**PROBLEM**: Check each line of the entries below for the string "name" and state how many lines have it, with no other text.

Items from an interface collection
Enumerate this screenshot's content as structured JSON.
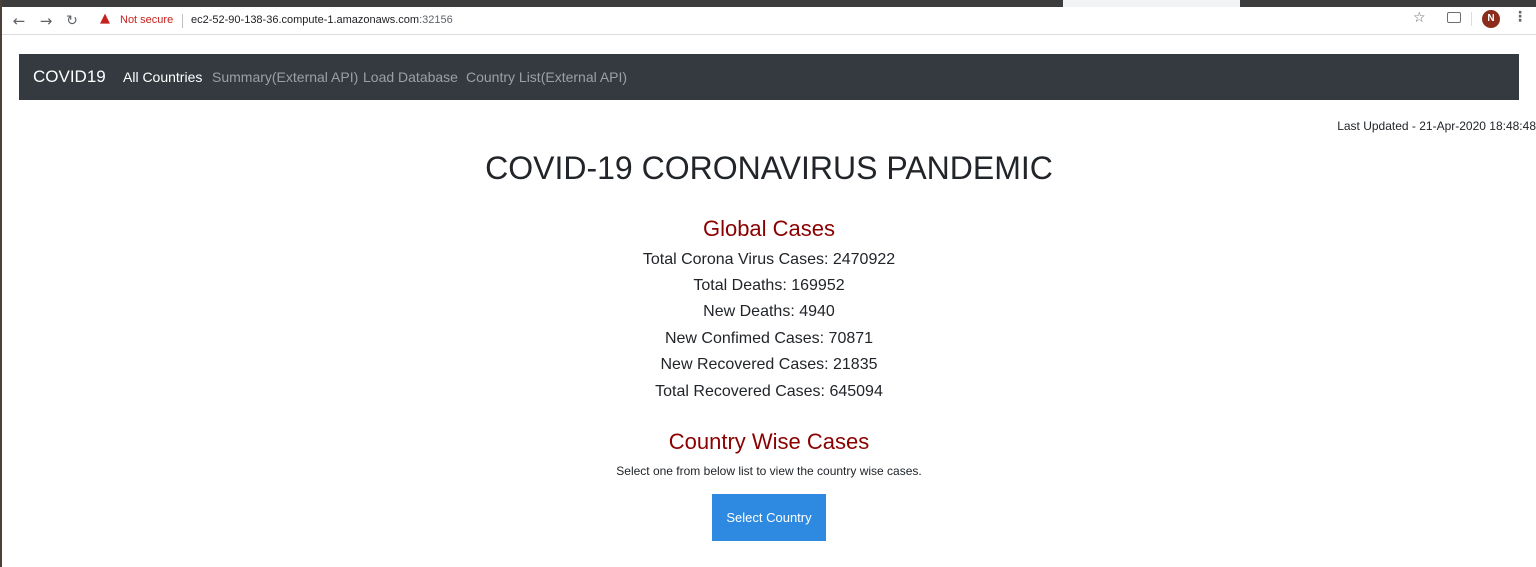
{
  "browser": {
    "security_label": "Not secure",
    "url_host": "ec2-52-90-138-36.compute-1.amazonaws.com",
    "url_port": ":32156",
    "avatar_initial": "N",
    "icons": [
      "back-arrow-icon",
      "forward-arrow-icon",
      "reload-icon",
      "warning-icon",
      "star-icon",
      "cast-icon",
      "menu-icon"
    ]
  },
  "navbar": {
    "brand": "COVID19",
    "links": [
      {
        "label": "All Countries",
        "active": true
      },
      {
        "label": "Summary(External API)",
        "active": false
      },
      {
        "label": "Load Database",
        "active": false
      },
      {
        "label": "Country List(External API)",
        "active": false
      }
    ],
    "background": "#343a40"
  },
  "last_updated": "Last Updated - 21-Apr-2020 18:48:48",
  "page_title": "COVID-19 CORONAVIRUS PANDEMIC",
  "global": {
    "title": "Global Cases",
    "stats": [
      "Total Corona Virus Cases: 2470922",
      "Total Deaths: 169952",
      "New Deaths: 4940",
      "New Confimed Cases: 70871",
      "New Recovered Cases: 21835",
      "Total Recovered Cases: 645094"
    ]
  },
  "country": {
    "title": "Country Wise Cases",
    "helper": "Select one from below list to view the country wise cases.",
    "button_label": "Select Country"
  },
  "colors": {
    "section_title": "#8b0000",
    "button": "#2d8ae0",
    "warning": "#c5221f"
  }
}
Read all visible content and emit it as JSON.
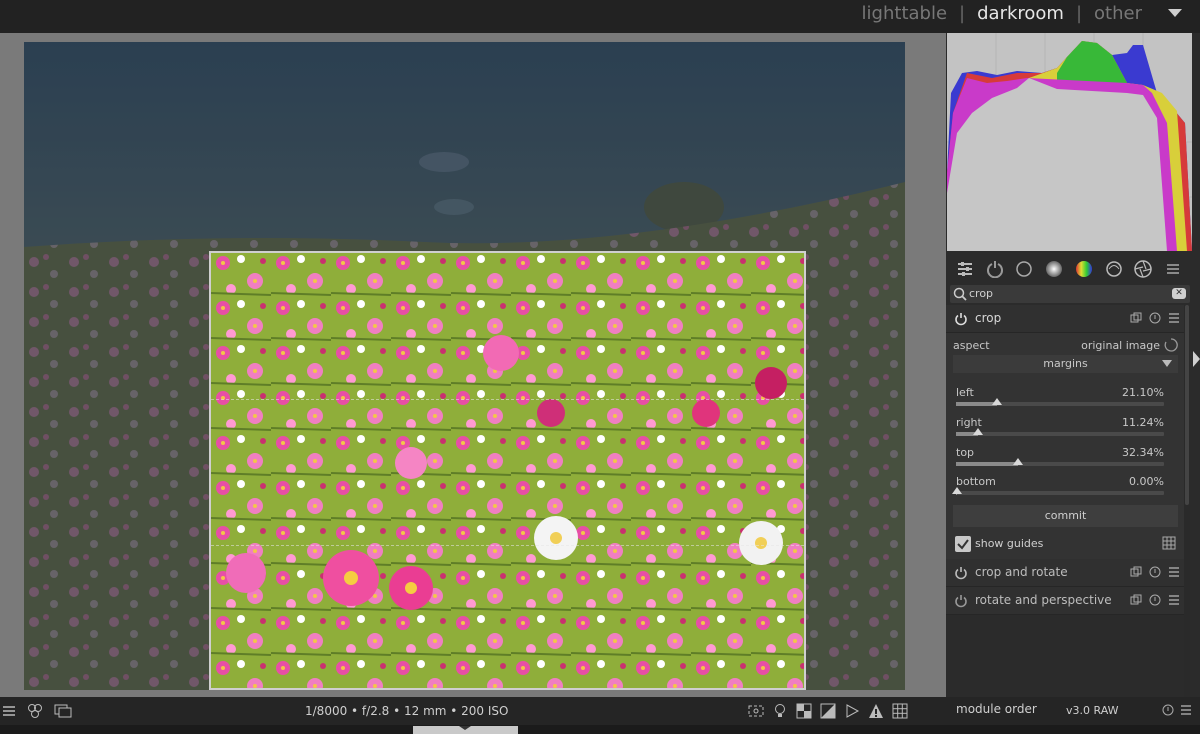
{
  "header": {
    "views": [
      "lighttable",
      "darkroom",
      "other"
    ],
    "active_view": "darkroom",
    "separator": "|"
  },
  "modules": {
    "search": {
      "value": "crop"
    },
    "crop": {
      "name": "crop",
      "aspect_label": "aspect",
      "aspect_value": "original image",
      "section": "margins",
      "sliders": [
        {
          "label": "left",
          "value": "21.10%",
          "fraction": 0.211
        },
        {
          "label": "right",
          "value": "11.24%",
          "fraction": 0.1124
        },
        {
          "label": "top",
          "value": "32.34%",
          "fraction": 0.3234
        },
        {
          "label": "bottom",
          "value": "0.00%",
          "fraction": 0.0
        }
      ],
      "commit_label": "commit",
      "show_guides_label": "show guides",
      "show_guides_checked": true
    },
    "others": [
      {
        "name": "crop and rotate"
      },
      {
        "name": "rotate and perspective"
      }
    ]
  },
  "bottom": {
    "exif": "1/8000 • f/2.8 • 12 mm • 200 ISO",
    "module_order_label": "module order",
    "module_order_value": "v3.0 RAW"
  },
  "colors": {
    "accent": "#cfcfcf",
    "panel_bg": "#2b2b2b",
    "histogram_bg": "#c3c3c3"
  }
}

**EXERCISE ANSWER**: 3